*TO DO:* Copy out all lines of the material below in which "Path" occurs.

○ ○ ○

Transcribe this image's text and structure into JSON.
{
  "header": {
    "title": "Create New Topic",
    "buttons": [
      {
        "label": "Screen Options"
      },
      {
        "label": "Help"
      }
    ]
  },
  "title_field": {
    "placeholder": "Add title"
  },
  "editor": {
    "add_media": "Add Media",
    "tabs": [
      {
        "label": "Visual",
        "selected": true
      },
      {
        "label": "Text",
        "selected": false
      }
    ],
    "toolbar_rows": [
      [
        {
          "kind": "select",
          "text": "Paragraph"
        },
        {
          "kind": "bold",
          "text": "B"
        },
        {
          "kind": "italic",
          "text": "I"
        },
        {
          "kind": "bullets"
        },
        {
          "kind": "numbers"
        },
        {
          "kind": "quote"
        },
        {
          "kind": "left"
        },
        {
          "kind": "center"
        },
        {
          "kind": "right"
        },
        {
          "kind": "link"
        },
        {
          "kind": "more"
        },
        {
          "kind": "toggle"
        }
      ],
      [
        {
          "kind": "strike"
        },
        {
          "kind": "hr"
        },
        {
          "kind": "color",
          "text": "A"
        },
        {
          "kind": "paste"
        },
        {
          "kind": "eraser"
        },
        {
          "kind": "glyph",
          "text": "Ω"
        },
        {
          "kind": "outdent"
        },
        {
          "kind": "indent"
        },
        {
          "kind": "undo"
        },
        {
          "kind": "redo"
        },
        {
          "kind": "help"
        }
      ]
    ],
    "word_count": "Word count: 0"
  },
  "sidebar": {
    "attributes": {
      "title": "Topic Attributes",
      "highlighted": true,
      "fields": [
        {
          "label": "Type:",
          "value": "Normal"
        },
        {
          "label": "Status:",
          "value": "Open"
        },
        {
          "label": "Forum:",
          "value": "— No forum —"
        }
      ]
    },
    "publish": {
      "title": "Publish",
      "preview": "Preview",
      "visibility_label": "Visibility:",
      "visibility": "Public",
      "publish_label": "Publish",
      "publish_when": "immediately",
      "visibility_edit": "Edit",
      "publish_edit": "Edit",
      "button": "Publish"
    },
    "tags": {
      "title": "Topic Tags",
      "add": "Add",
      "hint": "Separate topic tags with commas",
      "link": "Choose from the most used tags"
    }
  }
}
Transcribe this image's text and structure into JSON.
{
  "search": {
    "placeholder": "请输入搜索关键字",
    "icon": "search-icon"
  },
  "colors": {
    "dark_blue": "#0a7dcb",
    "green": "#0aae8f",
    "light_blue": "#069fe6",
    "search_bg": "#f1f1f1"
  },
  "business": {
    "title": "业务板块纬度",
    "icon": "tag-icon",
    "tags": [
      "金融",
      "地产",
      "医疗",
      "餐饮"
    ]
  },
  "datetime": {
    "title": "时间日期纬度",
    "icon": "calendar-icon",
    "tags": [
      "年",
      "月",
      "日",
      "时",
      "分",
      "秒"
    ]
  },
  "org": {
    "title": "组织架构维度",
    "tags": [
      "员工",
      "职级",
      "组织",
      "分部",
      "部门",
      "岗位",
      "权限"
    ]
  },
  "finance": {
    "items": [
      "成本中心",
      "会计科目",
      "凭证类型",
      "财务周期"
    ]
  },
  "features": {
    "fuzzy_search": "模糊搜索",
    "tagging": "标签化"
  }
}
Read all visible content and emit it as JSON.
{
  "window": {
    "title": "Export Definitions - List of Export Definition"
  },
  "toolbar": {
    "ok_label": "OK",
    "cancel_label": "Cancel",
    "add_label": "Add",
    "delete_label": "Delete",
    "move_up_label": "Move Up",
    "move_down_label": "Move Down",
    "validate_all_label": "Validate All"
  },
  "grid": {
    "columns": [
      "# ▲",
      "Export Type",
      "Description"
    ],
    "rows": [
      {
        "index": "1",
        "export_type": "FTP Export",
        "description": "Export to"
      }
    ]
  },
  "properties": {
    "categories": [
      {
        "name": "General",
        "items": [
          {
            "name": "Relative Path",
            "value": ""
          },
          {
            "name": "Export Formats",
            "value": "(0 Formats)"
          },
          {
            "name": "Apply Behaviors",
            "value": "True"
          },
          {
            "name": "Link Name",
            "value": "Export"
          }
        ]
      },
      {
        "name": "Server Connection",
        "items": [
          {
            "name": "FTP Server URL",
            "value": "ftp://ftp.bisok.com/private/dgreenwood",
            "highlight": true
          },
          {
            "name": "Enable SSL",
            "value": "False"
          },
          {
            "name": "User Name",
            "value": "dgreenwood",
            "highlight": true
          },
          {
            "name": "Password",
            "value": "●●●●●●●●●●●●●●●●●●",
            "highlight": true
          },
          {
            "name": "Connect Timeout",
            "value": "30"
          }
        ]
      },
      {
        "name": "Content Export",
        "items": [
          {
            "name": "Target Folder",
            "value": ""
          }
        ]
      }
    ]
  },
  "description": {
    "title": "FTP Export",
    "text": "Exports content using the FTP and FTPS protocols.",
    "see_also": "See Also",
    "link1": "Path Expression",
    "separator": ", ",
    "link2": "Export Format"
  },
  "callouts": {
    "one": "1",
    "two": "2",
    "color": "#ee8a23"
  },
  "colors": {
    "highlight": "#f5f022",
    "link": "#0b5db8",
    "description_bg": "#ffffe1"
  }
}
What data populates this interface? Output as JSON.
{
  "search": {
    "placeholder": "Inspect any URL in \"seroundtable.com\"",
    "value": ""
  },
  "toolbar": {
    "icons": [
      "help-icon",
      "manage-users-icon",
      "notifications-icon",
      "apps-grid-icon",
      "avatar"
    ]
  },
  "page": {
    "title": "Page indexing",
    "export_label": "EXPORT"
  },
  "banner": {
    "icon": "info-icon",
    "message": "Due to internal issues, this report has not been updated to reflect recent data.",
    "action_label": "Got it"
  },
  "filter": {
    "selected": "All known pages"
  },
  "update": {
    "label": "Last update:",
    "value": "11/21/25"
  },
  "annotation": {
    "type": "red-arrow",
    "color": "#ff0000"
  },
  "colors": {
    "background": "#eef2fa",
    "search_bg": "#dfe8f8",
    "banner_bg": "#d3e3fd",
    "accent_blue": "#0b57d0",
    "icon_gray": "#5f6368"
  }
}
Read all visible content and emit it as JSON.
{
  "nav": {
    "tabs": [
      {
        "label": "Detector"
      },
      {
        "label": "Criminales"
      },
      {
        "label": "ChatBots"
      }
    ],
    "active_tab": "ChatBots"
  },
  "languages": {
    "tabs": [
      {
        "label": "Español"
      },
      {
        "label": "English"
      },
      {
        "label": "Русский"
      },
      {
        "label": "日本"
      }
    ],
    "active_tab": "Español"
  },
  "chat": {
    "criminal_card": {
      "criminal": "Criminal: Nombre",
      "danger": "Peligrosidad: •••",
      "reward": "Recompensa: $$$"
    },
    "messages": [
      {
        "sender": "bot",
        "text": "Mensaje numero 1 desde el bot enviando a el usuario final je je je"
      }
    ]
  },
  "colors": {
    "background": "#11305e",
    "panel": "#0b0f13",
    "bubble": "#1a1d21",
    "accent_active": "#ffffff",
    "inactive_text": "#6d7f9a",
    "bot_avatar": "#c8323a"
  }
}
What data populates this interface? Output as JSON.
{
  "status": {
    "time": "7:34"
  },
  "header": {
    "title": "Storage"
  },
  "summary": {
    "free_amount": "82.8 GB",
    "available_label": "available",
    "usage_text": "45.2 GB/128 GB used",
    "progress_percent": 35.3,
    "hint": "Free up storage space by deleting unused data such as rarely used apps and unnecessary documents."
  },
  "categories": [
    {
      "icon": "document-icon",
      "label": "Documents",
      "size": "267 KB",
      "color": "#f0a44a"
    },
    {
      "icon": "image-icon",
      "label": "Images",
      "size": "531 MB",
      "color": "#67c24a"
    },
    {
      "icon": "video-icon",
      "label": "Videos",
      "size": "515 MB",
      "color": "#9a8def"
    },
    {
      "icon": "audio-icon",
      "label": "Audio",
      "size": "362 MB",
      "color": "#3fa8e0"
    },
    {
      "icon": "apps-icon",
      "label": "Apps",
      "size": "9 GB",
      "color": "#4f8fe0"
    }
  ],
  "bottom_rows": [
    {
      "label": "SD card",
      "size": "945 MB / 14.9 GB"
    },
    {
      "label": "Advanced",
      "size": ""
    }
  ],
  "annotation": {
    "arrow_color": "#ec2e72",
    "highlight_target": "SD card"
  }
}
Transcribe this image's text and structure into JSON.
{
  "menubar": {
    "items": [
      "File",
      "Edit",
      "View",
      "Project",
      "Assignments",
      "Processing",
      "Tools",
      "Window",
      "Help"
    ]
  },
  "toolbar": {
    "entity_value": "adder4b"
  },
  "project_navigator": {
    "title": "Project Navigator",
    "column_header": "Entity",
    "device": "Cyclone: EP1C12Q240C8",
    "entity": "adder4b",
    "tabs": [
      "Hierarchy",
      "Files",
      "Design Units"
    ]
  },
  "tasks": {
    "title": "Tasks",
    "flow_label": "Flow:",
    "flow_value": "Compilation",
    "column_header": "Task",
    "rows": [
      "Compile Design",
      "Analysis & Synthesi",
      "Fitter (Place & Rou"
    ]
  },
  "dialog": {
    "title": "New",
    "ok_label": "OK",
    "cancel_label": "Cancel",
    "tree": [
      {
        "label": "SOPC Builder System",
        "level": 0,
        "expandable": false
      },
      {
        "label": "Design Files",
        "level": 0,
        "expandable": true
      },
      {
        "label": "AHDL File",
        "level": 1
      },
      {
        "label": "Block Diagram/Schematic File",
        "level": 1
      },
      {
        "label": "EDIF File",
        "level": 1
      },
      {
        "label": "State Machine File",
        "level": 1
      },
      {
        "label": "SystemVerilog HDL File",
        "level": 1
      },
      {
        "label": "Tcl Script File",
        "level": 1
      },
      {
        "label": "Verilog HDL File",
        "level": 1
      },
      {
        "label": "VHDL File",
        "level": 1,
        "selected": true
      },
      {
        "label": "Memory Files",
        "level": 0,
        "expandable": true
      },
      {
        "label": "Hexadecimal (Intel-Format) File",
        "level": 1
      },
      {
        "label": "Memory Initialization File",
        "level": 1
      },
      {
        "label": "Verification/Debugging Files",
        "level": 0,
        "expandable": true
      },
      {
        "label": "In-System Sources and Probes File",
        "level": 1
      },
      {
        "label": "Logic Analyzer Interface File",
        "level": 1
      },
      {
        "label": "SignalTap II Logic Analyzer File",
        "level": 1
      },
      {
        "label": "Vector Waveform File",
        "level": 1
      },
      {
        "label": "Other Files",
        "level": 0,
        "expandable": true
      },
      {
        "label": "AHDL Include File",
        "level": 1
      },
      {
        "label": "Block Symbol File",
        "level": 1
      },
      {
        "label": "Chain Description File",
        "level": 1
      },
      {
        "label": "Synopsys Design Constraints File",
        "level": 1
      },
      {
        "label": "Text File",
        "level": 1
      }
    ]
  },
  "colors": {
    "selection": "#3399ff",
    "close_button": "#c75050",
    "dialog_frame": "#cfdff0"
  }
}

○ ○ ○

*EXPECTED ANSWER:*
            "name": "Relative Path",
    "link1": "Path Expression",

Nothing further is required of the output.